### REQUIRED WORK
Output all records verbatim.

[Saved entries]
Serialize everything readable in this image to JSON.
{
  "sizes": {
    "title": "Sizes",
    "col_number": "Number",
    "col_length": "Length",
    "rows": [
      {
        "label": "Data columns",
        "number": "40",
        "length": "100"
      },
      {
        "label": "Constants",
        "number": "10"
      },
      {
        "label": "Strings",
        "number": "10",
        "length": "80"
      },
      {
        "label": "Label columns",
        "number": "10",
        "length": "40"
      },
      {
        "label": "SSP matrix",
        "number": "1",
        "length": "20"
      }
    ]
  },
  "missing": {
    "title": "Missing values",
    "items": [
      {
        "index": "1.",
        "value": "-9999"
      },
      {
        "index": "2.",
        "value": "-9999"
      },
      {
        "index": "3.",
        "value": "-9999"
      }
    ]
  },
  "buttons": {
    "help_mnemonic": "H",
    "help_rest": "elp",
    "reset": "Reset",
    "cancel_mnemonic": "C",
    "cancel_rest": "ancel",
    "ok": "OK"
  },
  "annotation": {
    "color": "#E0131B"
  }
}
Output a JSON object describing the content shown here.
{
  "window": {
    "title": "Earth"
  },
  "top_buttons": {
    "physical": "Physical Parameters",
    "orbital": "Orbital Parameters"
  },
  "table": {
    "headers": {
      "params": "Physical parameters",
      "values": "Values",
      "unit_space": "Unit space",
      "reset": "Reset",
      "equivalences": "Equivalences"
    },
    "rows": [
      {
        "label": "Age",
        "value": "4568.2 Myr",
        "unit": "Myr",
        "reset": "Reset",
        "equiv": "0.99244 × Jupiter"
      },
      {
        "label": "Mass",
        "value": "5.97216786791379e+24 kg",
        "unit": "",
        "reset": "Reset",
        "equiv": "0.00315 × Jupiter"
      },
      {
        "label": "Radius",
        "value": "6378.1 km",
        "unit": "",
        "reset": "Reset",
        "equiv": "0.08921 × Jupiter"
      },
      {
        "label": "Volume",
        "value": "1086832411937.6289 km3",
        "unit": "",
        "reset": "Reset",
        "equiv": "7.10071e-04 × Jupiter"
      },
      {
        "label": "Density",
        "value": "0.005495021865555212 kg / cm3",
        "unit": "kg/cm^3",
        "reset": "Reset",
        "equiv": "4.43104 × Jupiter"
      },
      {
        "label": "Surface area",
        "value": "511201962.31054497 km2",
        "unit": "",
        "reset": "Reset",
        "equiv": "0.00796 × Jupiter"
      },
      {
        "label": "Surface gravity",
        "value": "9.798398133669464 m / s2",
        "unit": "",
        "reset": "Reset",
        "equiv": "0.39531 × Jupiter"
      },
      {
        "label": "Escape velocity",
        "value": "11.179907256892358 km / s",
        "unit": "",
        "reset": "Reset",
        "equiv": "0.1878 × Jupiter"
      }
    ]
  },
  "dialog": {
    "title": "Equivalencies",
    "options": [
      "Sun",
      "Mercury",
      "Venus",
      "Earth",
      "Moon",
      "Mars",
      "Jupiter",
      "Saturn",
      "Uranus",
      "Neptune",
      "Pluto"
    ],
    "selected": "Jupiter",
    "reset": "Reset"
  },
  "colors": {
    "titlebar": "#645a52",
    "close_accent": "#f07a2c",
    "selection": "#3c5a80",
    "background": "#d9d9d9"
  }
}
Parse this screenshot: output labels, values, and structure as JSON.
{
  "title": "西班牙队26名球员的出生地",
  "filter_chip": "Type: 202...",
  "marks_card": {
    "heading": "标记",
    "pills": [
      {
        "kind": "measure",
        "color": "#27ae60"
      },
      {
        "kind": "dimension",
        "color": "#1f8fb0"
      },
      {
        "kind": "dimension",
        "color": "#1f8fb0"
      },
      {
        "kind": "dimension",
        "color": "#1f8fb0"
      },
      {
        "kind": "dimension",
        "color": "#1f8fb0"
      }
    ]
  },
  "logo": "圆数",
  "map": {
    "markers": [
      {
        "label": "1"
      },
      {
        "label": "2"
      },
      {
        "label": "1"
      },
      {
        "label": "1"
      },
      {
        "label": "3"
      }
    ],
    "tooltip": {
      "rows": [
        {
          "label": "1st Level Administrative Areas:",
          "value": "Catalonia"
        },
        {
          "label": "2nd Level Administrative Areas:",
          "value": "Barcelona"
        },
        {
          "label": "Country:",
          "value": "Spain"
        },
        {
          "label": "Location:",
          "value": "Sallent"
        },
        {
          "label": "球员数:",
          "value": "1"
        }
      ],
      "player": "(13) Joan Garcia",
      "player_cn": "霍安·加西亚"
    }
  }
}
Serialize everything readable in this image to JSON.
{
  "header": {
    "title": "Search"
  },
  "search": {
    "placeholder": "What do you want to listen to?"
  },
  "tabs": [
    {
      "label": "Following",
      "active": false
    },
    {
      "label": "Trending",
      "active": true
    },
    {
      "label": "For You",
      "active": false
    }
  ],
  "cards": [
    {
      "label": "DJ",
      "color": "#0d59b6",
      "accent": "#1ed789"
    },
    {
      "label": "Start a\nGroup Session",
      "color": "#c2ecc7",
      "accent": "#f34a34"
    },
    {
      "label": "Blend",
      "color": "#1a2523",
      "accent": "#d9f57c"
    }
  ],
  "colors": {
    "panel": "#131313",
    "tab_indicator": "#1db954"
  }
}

### RESULT OF THIS TASK
Serialize everything readable in this image to JSON.
{
  "sizes": {
    "title": "Sizes",
    "col_number": "Number",
    "col_length": "Length",
    "rows": [
      {
        "label": "Data columns",
        "number": "40",
        "length": "100"
      },
      {
        "label": "Constants",
        "number": "10"
      },
      {
        "label": "Strings",
        "number": "10",
        "length": "80"
      },
      {
        "label": "Label columns",
        "number": "10",
        "length": "40"
      },
      {
        "label": "SSP matrix",
        "number": "1",
        "length": "20"
      }
    ]
  },
  "missing": {
    "title": "Missing values",
    "items": [
      {
        "index": "1.",
        "value": "-9999"
      },
      {
        "index": "2.",
        "value": "-9999"
      },
      {
        "index": "3.",
        "value": "-9999"
      }
    ]
  },
  "buttons": {
    "help_mnemonic": "H",
    "help_rest": "elp",
    "reset": "Reset",
    "cancel_mnemonic": "C",
    "cancel_rest": "ancel",
    "ok": "OK"
  },
  "annotation": {
    "color": "#E0131B"
  }
}
Output a JSON object describing the content shown here.
{
  "window": {
    "title": "Earth"
  },
  "top_buttons": {
    "physical": "Physical Parameters",
    "orbital": "Orbital Parameters"
  },
  "table": {
    "headers": {
      "params": "Physical parameters",
      "values": "Values",
      "unit_space": "Unit space",
      "reset": "Reset",
      "equivalences": "Equivalences"
    },
    "rows": [
      {
        "label": "Age",
        "value": "4568.2 Myr",
        "unit": "Myr",
        "reset": "Reset",
        "equiv": "0.99244 × Jupiter"
      },
      {
        "label": "Mass",
        "value": "5.97216786791379e+24 kg",
        "unit": "",
        "reset": "Reset",
        "equiv": "0.00315 × Jupiter"
      },
      {
        "label": "Radius",
        "value": "6378.1 km",
        "unit": "",
        "reset": "Reset",
        "equiv": "0.08921 × Jupiter"
      },
      {
        "label": "Volume",
        "value": "1086832411937.6289 km3",
        "unit": "",
        "reset": "Reset",
        "equiv": "7.10071e-04 × Jupiter"
      },
      {
        "label": "Density",
        "value": "0.005495021865555212 kg / cm3",
        "unit": "kg/cm^3",
        "reset": "Reset",
        "equiv": "4.43104 × Jupiter"
      },
      {
        "label": "Surface area",
        "value": "511201962.31054497 km2",
        "unit": "",
        "reset": "Reset",
        "equiv": "0.00796 × Jupiter"
      },
      {
        "label": "Surface gravity",
        "value": "9.798398133669464 m / s2",
        "unit": "",
        "reset": "Reset",
        "equiv": "0.39531 × Jupiter"
      },
      {
        "label": "Escape velocity",
        "value": "11.179907256892358 km / s",
        "unit": "",
        "reset": "Reset",
        "equiv": "0.1878 × Jupiter"
      }
    ]
  },
  "dialog": {
    "title": "Equivalencies",
    "options": [
      "Sun",
      "Mercury",
      "Venus",
      "Earth",
      "Moon",
      "Mars",
      "Jupiter",
      "Saturn",
      "Uranus",
      "Neptune",
      "Pluto"
    ],
    "selected": "Jupiter",
    "reset": "Reset"
  },
  "colors": {
    "titlebar": "#645a52",
    "close_accent": "#f07a2c",
    "selection": "#3c5a80",
    "background": "#d9d9d9"
  }
}
Parse this screenshot: output labels, values, and structure as JSON.
{
  "title": "西班牙队26名球员的出生地",
  "filter_chip": "Type: 202...",
  "marks_card": {
    "heading": "标记",
    "pills": [
      {
        "kind": "measure",
        "color": "#27ae60"
      },
      {
        "kind": "dimension",
        "color": "#1f8fb0"
      },
      {
        "kind": "dimension",
        "color": "#1f8fb0"
      },
      {
        "kind": "dimension",
        "color": "#1f8fb0"
      },
      {
        "kind": "dimension",
        "color": "#1f8fb0"
      }
    ]
  },
  "logo": "圆数",
  "map": {
    "markers": [
      {
        "label": "1"
      },
      {
        "label": "2"
      },
      {
        "label": "1"
      },
      {
        "label": "1"
      },
      {
        "label": "3"
      }
    ],
    "tooltip": {
      "rows": [
        {
          "label": "1st Level Administrative Areas:",
          "value": "Catalonia"
        },
        {
          "label": "2nd Level Administrative Areas:",
          "value": "Barcelona"
        },
        {
          "label": "Country:",
          "value": "Spain"
        },
        {
          "label": "Location:",
          "value": "Sallent"
        },
        {
          "label": "球员数:",
          "value": "1"
        }
      ],
      "player": "(13) Joan Garcia",
      "player_cn": "霍安·加西亚"
    }
  }
}
Serialize everything readable in this image to JSON.
{
  "header": {
    "title": "Search"
  },
  "search": {
    "placeholder": "What do you want to listen to?"
  },
  "tabs": [
    {
      "label": "Following",
      "active": false
    },
    {
      "label": "Trending",
      "active": true
    },
    {
      "label": "For You",
      "active": false
    }
  ],
  "cards": [
    {
      "label": "DJ",
      "color": "#0d59b6",
      "accent": "#1ed789"
    },
    {
      "label": "Start a\nGroup Session",
      "color": "#c2ecc7",
      "accent": "#f34a34"
    },
    {
      "label": "Blend",
      "color": "#1a2523",
      "accent": "#d9f57c"
    }
  ],
  "colors": {
    "panel": "#131313",
    "tab_indicator": "#1db954"
  }
}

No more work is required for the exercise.